Since illustrating for Vice straight out of university in 2008, illustrator and animator Daniel David Freeman has gone on to work with Boiler Room, Adidas, i-D, V&A, Converse, Dazed and XL Recordings, among many other collaborators. He had two solo shows at “the late great” Beach Gallery and a feature in Frank Ocean’s Boys Don’t Cry magazine, “a career highlight”, and now Daniel is preparing for a residency at Wieden+Kennedy London.
The project he’s showing is Expensive Shit: a collection of painted and embroidered clothes and flags inspired by the history of personalising military apparel.
“I’ve always been interested in military customisation and the psyche behind it, especially during the Vietnam War,” he explains. “In times of such extreme misery, soldiers would customise their own uniforms or equipment with relatively light hearted imagery, like engraving their Zippo lighters with Disney characters and really naively carved sexy ladies.”
For the project, Daniel has sourced army issue clothing, some up to 60 years old, to customise in his own way using embroidery and paint. “It’s given me a very welcome excuse to become quite obsessive and nerdy on the subject,” he says. “Plus, I’ve always used found icons and logos in my design work, so this is the perfect marriage with my interest in military clothing.
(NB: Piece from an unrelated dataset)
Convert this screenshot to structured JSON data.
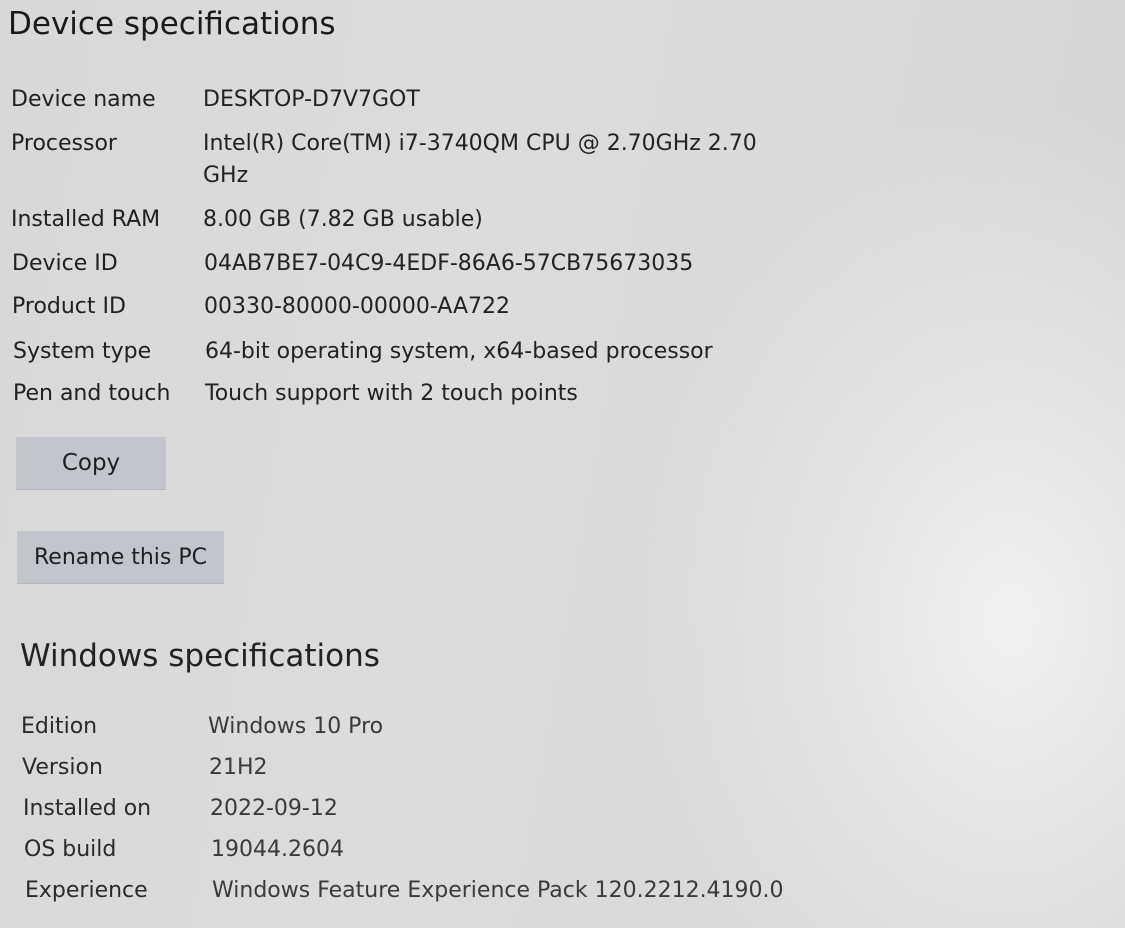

I like the way the embroidery gives permanence to the quick, sketchy drawings.”
Daniel will be adding to the project during his residency at Wieden+Kennedy London from 13-18 March 2017, where the existing works will also be on display alongside his collection of African and Asian folk art. It is viewable by appointment, email Daniel for more information.